2. The decision whether to instruct on primary assumption of risk as well as comparative fault is discretionary. See Rusciano v. State Farm Mut. Auto. Ins. Co., 445 N.W.2d 271, 273-74 (Minn.App.1989). There was no abuse of discretion on the facts of this case. Likewise, the district court did not abuse its discretion by including the feasibility and burden of alternative designs in its design defect instruction, instead of giving a separate instruction on Grace's state of the art defense. See Kallio v. Ford Motor Co., 407 N.W.2d 92, 97 (Minn.1987).

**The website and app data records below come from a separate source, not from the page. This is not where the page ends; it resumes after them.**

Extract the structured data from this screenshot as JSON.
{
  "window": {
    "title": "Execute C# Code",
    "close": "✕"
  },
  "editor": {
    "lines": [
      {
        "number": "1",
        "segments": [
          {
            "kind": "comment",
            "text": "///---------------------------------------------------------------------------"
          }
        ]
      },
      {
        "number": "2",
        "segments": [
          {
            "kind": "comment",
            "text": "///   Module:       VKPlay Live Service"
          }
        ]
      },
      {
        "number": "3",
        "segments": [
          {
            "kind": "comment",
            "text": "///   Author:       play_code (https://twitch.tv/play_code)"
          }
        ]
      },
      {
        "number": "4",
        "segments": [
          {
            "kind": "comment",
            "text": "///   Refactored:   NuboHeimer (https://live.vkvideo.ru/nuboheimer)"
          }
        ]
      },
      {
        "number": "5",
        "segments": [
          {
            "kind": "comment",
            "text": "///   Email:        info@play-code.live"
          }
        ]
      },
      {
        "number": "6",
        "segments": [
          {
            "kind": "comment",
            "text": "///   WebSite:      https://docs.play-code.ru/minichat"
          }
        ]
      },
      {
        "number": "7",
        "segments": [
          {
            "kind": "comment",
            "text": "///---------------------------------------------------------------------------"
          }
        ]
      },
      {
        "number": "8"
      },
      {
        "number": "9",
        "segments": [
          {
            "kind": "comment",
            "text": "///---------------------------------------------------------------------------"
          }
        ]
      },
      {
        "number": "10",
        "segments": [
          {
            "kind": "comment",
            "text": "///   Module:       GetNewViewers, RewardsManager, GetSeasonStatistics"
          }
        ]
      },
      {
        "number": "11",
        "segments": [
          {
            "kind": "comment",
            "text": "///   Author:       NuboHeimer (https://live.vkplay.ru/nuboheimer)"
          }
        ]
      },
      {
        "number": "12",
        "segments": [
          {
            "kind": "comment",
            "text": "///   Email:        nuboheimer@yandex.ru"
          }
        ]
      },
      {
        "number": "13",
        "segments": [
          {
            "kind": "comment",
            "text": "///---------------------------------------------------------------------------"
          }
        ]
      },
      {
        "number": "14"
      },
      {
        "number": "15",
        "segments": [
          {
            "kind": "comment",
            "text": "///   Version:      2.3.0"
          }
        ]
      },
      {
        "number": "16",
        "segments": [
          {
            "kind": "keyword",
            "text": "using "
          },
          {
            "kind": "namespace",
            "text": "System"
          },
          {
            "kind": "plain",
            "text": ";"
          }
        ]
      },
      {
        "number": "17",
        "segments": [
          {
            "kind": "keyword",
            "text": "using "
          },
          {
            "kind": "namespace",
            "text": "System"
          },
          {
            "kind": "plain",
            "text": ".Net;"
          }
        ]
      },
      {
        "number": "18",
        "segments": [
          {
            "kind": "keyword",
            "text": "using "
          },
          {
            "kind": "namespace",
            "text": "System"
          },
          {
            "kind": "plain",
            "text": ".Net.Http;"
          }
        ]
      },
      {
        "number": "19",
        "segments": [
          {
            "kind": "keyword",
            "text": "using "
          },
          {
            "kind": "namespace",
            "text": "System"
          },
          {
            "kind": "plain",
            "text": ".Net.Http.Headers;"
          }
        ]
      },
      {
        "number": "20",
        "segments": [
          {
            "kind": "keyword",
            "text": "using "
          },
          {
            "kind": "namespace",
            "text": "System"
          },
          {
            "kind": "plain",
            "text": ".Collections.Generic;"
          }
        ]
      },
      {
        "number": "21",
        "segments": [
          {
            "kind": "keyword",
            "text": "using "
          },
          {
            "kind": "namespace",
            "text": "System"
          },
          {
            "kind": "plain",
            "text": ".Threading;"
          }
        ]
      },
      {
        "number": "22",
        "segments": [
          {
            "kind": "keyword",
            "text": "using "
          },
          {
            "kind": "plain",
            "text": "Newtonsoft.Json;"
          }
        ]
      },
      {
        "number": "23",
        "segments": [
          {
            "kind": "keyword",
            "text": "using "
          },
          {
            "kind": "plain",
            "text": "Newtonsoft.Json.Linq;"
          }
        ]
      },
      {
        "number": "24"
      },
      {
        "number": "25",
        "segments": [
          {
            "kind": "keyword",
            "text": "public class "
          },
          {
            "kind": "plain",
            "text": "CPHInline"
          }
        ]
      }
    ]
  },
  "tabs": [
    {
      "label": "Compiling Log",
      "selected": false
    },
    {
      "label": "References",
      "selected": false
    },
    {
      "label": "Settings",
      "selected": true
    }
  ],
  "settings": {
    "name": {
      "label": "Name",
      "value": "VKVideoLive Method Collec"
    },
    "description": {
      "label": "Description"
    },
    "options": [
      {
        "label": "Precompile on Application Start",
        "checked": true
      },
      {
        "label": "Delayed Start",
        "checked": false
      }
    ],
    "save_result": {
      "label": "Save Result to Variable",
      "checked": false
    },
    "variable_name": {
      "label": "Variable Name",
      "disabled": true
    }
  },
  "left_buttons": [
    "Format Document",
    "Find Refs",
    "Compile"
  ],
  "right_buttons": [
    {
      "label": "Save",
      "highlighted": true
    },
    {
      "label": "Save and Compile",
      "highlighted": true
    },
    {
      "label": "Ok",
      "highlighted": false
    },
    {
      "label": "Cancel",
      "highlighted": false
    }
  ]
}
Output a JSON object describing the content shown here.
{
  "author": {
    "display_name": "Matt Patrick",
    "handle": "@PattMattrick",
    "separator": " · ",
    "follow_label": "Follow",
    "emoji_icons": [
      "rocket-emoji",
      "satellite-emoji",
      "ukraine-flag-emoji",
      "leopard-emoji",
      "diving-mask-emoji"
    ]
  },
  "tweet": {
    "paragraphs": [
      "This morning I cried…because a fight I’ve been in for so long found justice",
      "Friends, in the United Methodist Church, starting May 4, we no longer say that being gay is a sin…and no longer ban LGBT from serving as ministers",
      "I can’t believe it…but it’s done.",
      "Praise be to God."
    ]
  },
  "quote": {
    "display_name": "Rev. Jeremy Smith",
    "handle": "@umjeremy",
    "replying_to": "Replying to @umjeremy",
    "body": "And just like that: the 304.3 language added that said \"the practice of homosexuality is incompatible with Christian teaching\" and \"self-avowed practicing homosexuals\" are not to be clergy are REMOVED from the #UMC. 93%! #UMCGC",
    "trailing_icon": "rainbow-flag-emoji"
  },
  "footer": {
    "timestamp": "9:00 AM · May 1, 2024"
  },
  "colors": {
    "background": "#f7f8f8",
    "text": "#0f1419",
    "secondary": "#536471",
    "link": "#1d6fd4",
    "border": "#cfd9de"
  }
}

3. Grace further argues, in an eleven-line segment of its brief, that the district court's continuing-duty-to-warn instruction imposed a “blanket duty” on manufacturers that is inconsistent with the “special circumstances” rule of Hodder. We reject this contention without addressing whether the instruction in question may have been overly broad. To present an issue of instruction error on appeal following a lengthy trial, appellant should gather, at a single place in the appendix, excerpts from the trial record containing (i) appellant's proposed instruction on the point in question, (ii) any transcribed discussion at the instructions conference, (iii) the instruction actually given, and (iv) appellant's specific objection to the instruction given. Grace's appendix does not include items (ii) and (iv). We decline to search a 6,000 page trial record for them. Instead, we assume that an error not worth the effort to present properly was harmless.
4. THS argues that the interrogatory was justified because the award was almost exactly 60% of the compensatory damages requested. Grace disputes that contention at length and further argues that the jury's “yes” answer to an ambiguous interrogatory shed no light on the question. We agree that the supplemental interrogatory was highly ambiguous but need not resolve this dispute because the interrogatory was in any event improper.

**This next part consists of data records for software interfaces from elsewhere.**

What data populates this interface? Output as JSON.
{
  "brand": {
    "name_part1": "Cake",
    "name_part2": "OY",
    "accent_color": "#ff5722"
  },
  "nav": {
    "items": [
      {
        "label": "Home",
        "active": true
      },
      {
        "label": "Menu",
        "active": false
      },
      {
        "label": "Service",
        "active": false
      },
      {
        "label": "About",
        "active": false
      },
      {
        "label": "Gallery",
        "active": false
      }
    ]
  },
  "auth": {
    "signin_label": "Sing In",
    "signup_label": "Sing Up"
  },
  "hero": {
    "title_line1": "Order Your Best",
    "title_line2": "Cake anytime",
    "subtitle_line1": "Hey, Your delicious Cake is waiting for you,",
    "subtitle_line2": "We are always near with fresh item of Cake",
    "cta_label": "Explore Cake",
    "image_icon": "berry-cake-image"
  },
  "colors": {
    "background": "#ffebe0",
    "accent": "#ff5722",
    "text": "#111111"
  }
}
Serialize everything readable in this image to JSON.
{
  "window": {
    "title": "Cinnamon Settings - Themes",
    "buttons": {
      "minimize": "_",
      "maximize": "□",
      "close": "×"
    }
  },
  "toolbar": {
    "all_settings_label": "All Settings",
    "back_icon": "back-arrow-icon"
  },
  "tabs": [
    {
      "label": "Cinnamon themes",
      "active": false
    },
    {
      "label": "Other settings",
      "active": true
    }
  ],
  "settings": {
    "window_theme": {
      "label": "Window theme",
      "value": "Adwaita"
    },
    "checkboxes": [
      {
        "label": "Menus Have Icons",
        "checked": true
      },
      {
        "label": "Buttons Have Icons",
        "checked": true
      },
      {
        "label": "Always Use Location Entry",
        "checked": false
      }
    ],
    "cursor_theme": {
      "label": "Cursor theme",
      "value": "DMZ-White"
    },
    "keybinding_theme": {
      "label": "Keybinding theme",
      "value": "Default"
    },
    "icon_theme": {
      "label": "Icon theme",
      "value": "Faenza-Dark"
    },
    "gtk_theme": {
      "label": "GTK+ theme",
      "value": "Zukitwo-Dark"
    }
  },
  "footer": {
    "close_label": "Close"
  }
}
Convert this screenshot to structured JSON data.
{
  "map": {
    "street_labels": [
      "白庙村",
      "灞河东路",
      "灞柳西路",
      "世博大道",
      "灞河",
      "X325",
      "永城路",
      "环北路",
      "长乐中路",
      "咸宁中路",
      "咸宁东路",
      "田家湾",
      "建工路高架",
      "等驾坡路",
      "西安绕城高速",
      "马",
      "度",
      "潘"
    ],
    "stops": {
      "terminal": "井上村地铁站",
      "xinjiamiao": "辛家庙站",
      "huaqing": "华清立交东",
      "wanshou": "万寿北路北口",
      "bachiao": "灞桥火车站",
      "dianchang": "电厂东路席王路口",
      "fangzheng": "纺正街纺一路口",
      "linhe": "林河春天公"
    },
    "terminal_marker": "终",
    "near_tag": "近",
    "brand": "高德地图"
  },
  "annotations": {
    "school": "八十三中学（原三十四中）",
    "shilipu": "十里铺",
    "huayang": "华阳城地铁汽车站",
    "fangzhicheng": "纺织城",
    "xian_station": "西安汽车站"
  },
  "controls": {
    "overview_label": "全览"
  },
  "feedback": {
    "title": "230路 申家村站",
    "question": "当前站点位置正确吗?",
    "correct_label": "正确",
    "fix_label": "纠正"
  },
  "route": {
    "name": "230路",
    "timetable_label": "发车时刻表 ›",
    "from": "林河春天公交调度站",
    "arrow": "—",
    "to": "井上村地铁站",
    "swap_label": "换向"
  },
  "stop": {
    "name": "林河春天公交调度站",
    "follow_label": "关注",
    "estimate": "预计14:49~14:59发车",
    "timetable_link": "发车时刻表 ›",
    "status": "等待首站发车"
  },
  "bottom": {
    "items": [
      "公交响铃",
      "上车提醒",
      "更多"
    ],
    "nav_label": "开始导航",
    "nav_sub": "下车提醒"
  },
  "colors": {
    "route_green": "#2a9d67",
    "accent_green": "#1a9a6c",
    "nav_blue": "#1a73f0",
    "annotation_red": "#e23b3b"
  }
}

5. Grace also argues that the district court erred in admitting an attorney's memorandum discussing a forthcoming study on asbestos exposure. The document was admitted to impeach an author of the study testifying as Grace's expert witness. The witness had never seen the document. The document had insufficient foundation, and it did not directly impeach the witness's testimony. Thus, it was improper extrinsic impeachment. See Fed.R.Evid. 608(b). Though admitting the document was harmless error in this lengthy trial, we grant Grace's July 7, 1994, Petition for Leave To Have Certain Evidence Sealed. However, lacking a proper evidentiary record, we decline to rule on Grace's claims that the document is attorney-client privileged or entitled to work-product immunity.
LOKEN, Circuit Judge.